Sounds like a major task, doesn’t it? Well, it isn’t. I would guess that even with pauses to think about what I just read, it may use up 10 minutes of what time I would probably just waste playing Bubble Witch Saga on Facebook anyhow. That little bit of time could be compared with brushing my teeth or showering, things I need to do to maintain my body. These emails are in fact things I need to do to maintain my soul.

This is not all that meritorious. I am not in the least trying act holier than thou. What I am saying should be pretty obvious: there are certain exercises that I must do or things deteriorate. I hope this mental or spiritual activity each day helps keep me emotionally balanced, maybe even make a little progress.

What are these readings anyhow? Are they religious, maybe propaganda or just more of the flood of Internet postings? Are they meditations, words of guidance, centering readings or….? They help me so what difference does it make? I don’t care what they are called if I find the needed nourishment.

Counting to 10 (No, really…)

In the last couple of weeks I have received some communications that I reacted to with more anger than I remember having in a long time. This is not good, being mad feels terrible.

It is also dangerous to the soul. Thus, the motto found on some church basement walls: “HALT: Never get too hungry, too angry, too lonely or too tired”, which cautions I often ignore.  The hungry part is there because who can eat while storming around screaming and threatening whoever I think caused it. Then, that kind of behavior is definitely anti-social and lonely. Finally, tiring, leaving me ragged and dragging. Sorta makes the case for putting up the poster in a prominent  place for meeting goers to see.

Words of advice in these situation is often “Count to 10.” However, if you want that to work remember to go very slowly or maybe better, “shampoo, rinse and repeat” ’cause the first time through probably won’t do the trick. It doesn’t for me anyhow.

When I finally get there I remember a couple of important things: 1) Inconsiderate people do mean and hateful things to others on a regular basis and 2) I don’t have to sacrifice that much emotional energy raging against their idiocy.

Oh yeah, I should mention, from their perspective they think they are justified. So doing battle with them is even more foolish.

Simple But Not Easy

A Flying Oval Office

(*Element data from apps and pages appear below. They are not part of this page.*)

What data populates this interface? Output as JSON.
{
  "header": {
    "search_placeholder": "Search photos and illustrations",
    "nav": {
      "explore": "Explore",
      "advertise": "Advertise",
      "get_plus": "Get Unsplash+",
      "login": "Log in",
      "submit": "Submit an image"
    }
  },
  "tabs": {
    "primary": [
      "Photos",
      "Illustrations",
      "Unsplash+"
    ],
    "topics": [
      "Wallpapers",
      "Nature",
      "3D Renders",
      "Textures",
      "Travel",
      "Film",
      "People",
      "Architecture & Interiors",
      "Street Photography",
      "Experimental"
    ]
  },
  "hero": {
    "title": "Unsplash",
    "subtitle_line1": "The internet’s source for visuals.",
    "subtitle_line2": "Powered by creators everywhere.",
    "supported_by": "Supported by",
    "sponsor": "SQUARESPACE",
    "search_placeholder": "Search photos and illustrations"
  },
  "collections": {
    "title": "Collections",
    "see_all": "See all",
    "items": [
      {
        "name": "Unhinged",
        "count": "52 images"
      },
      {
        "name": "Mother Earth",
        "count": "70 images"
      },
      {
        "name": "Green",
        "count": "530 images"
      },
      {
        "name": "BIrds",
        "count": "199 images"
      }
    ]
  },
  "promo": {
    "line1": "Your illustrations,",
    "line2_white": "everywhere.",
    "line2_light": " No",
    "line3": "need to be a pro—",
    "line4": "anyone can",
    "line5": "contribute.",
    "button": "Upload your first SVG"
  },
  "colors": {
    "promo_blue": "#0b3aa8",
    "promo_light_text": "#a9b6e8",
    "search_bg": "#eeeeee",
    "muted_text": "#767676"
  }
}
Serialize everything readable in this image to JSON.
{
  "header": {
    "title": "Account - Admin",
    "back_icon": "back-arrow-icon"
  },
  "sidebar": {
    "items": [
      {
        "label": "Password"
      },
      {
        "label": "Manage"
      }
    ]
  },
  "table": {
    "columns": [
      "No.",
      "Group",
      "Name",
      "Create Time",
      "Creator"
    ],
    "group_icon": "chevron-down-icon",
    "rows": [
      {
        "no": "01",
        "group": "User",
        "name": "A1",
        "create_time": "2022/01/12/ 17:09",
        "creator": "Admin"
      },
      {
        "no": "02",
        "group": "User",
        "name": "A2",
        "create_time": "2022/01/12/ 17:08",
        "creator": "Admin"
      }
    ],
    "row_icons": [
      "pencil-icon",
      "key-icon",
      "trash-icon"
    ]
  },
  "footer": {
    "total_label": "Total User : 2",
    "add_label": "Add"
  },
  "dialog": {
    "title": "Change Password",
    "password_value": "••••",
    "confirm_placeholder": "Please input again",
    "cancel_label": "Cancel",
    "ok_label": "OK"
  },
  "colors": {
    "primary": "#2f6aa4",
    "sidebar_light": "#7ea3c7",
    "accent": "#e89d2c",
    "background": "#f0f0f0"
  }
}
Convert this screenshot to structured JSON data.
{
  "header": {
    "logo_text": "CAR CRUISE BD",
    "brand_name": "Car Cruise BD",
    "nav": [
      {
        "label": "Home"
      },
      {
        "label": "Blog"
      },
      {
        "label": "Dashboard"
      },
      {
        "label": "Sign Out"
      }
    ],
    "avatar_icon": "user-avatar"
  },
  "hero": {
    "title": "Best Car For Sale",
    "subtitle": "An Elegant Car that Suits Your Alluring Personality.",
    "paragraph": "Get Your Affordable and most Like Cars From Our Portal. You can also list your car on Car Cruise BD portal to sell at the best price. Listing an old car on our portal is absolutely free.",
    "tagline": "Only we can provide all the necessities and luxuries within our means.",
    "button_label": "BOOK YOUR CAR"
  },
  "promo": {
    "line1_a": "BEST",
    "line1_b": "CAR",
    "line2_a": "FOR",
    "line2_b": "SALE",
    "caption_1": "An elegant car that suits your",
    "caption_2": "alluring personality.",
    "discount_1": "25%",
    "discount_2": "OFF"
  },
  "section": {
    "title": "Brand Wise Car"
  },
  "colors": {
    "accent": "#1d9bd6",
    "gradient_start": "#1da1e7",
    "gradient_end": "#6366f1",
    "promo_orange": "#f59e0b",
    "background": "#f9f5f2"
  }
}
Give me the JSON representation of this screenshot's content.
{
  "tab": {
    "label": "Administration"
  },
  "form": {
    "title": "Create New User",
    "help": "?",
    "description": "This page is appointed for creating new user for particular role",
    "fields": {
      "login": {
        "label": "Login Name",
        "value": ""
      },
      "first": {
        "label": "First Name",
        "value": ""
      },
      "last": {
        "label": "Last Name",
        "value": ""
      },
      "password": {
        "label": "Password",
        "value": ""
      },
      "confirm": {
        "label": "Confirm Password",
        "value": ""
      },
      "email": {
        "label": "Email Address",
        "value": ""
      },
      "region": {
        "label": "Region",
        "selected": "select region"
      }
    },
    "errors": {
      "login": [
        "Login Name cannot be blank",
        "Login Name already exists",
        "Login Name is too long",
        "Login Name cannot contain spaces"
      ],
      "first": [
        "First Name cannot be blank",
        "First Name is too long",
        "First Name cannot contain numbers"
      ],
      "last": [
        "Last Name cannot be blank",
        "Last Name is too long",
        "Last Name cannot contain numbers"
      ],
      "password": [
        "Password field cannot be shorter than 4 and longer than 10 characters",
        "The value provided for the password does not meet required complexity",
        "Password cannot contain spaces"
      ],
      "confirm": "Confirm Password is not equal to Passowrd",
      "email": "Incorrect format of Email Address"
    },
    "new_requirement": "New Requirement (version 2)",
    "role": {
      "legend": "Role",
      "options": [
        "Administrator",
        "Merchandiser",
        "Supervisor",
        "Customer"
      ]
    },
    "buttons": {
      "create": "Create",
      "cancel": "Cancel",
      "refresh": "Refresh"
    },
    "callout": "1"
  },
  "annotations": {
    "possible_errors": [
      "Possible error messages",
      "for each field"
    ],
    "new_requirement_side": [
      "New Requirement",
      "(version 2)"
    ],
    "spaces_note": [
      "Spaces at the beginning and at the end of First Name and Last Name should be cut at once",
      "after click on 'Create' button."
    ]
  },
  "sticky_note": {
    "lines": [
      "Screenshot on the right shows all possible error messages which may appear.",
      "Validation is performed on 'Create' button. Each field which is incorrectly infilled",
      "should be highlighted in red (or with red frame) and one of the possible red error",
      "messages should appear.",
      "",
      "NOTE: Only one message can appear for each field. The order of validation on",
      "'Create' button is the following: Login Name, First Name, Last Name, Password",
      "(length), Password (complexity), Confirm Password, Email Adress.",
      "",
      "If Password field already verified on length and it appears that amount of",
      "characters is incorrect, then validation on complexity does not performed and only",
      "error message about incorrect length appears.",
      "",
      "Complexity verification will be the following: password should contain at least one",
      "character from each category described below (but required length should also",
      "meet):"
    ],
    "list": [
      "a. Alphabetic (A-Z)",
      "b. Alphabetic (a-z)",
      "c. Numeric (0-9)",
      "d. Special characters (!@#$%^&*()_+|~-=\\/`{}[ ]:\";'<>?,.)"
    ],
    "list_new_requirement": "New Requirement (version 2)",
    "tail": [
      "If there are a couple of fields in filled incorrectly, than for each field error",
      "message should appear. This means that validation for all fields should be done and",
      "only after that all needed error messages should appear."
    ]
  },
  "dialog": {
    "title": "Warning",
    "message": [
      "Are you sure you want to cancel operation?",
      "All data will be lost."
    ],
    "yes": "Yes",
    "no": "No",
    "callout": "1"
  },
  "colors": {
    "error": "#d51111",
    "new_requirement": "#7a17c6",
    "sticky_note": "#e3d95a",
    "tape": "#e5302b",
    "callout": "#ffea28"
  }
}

In the days before our present high tech means of transportation, whistle stops were how US Presidential candidates reached the potential voters. One of the famous news photos was of  Harry S. Truman holding up a copy of the Chicago Tribune with a banner headline stating “Dewey Defeats Truman” and was taken on the rear platform of a train, Wednesday, November 3, 1948, at the St. Louis Union Station. Contrast that mode of communication with the May 1, 2012 television speech to the nation which President Obama broadcast live from a US military base in Afghanistan.

What used to be person-to-person and fairly straightforward has become a blinding confusing of sound and images. We are inundated by candidates debates along with every form of electronic advertising imaginable. If any one got any real clarity from such furor, it would be a miracle. The flow of information, authentic or false, via the Internet, cable TV, global positioning satellites, cell towers and even video billboards on the side bulletins in big cities continue to make communication more and more complicated.

What does it mean for the human spirit that the information flow is non-stop, that “Everybody’s talking’ at me. (and) I don’t hear a word they’re saying”? It means I hear, well,  “only the echoes of my mind”.

That isn’t enough to nurture our spirits. We need to open ourselves to others’ voices so we can find our own. We need to  hear their story so that ours makes sense to us. Filtering out just the right words and exchanging those thoughts honestly with one another is simple but not easy at all. It is, however, well worth the task.